Would you please repeat all of the data exactly, omitting the pictures?

- - - - - - -

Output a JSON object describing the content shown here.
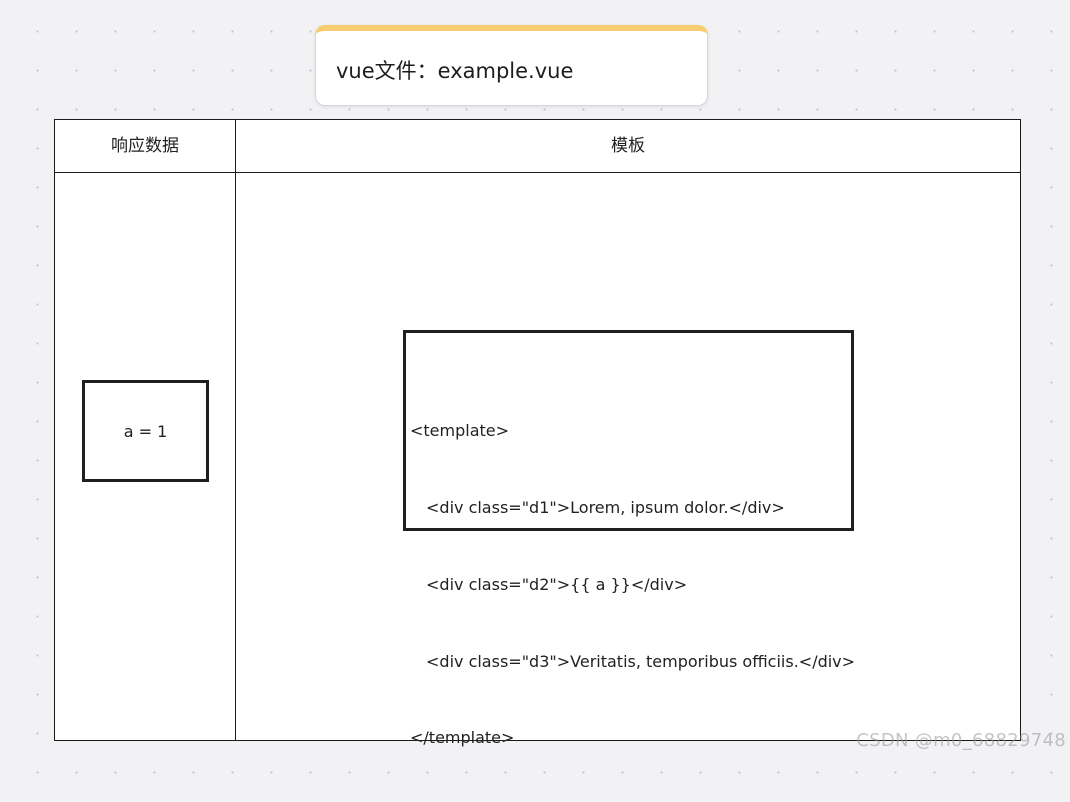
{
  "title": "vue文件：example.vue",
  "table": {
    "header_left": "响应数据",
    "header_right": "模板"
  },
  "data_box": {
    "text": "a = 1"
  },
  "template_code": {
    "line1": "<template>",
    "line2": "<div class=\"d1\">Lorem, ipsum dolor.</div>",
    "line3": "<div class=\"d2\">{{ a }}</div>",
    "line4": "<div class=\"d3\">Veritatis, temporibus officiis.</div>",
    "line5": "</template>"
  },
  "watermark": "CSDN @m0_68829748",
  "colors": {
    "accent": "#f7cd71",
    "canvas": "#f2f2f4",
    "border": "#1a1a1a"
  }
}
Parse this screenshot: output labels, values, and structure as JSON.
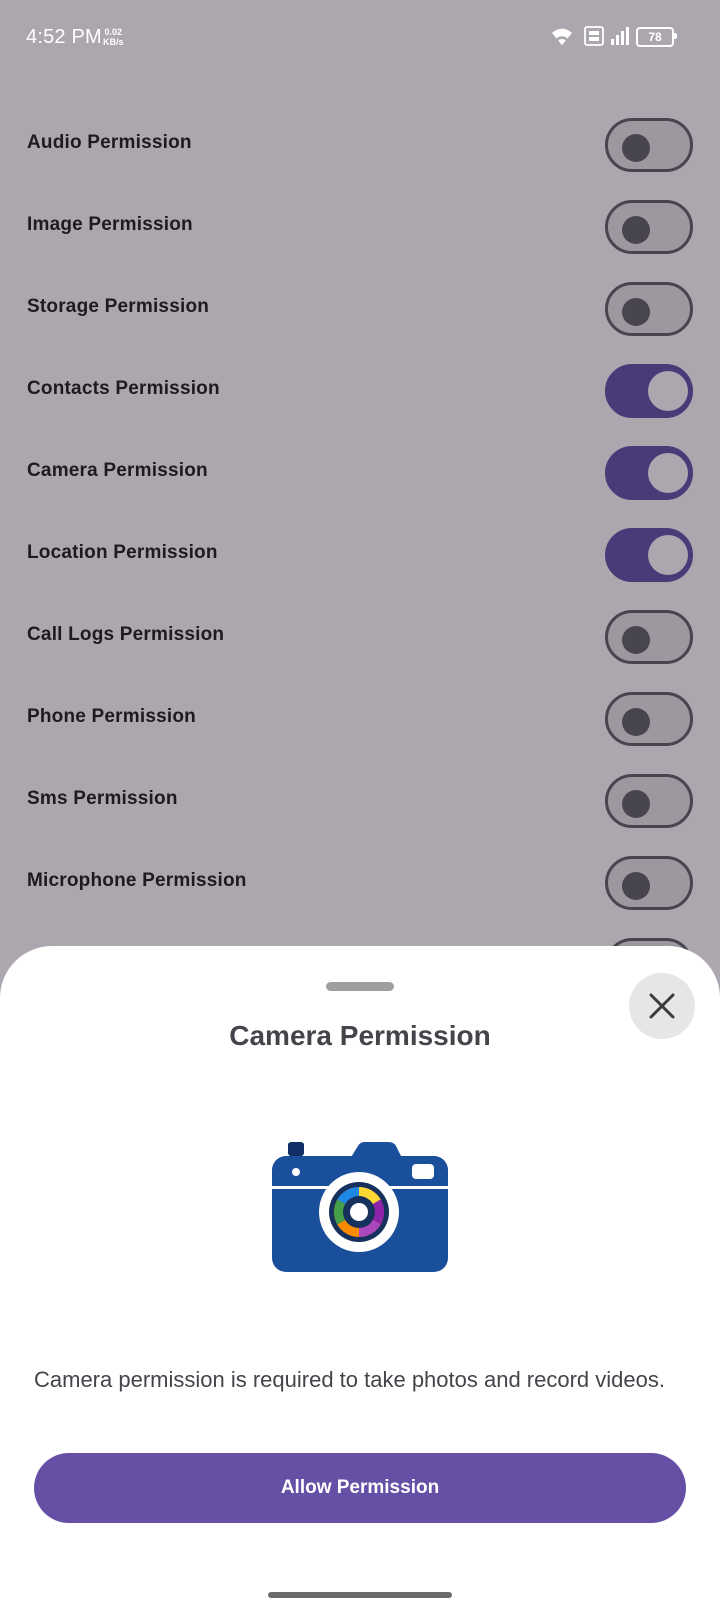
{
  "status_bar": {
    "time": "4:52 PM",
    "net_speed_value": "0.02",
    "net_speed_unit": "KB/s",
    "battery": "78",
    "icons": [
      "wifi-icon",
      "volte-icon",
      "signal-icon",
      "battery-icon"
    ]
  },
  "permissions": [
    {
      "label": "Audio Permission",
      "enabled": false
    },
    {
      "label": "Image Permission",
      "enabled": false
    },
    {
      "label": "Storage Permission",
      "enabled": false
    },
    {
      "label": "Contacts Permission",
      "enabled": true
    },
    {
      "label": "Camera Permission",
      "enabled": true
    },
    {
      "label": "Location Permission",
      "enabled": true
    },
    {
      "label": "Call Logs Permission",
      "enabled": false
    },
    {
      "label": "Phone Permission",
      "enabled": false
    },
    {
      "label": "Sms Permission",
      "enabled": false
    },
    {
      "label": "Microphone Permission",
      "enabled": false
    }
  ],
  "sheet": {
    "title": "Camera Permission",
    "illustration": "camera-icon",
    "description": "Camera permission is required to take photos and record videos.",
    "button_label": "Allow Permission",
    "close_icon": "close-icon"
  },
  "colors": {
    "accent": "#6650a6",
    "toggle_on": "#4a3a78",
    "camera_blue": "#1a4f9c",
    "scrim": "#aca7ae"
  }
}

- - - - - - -

*SOLUTION TO THIS PROBLEM:*
Output a JSON object describing the content shown here.
{
  "title": "vue文件：example.vue",
  "table": {
    "header_left": "响应数据",
    "header_right": "模板"
  },
  "data_box": {
    "text": "a = 1"
  },
  "template_code": {
    "line1": "<template>",
    "line2": "<div class=\"d1\">Lorem, ipsum dolor.</div>",
    "line3": "<div class=\"d2\">{{ a }}</div>",
    "line4": "<div class=\"d3\">Veritatis, temporibus officiis.</div>",
    "line5": "</template>"
  },
  "watermark": "CSDN @m0_68829748",
  "colors": {
    "accent": "#f7cd71",
    "canvas": "#f2f2f4",
    "border": "#1a1a1a"
  }
}
Parse this screenshot: output labels, values, and structure as JSON.
{
  "status_bar": {
    "time": "4:52 PM",
    "net_speed_value": "0.02",
    "net_speed_unit": "KB/s",
    "battery": "78",
    "icons": [
      "wifi-icon",
      "volte-icon",
      "signal-icon",
      "battery-icon"
    ]
  },
  "permissions": [
    {
      "label": "Audio Permission",
      "enabled": false
    },
    {
      "label": "Image Permission",
      "enabled": false
    },
    {
      "label": "Storage Permission",
      "enabled": false
    },
    {
      "label": "Contacts Permission",
      "enabled": true
    },
    {
      "label": "Camera Permission",
      "enabled": true
    },
    {
      "label": "Location Permission",
      "enabled": true
    },
    {
      "label": "Call Logs Permission",
      "enabled": false
    },
    {
      "label": "Phone Permission",
      "enabled": false
    },
    {
      "label": "Sms Permission",
      "enabled": false
    },
    {
      "label": "Microphone Permission",
      "enabled": false
    }
  ],
  "sheet": {
    "title": "Camera Permission",
    "illustration": "camera-icon",
    "description": "Camera permission is required to take photos and record videos.",
    "button_label": "Allow Permission",
    "close_icon": "close-icon"
  },
  "colors": {
    "accent": "#6650a6",
    "toggle_on": "#4a3a78",
    "camera_blue": "#1a4f9c",
    "scrim": "#aca7ae"
  }
}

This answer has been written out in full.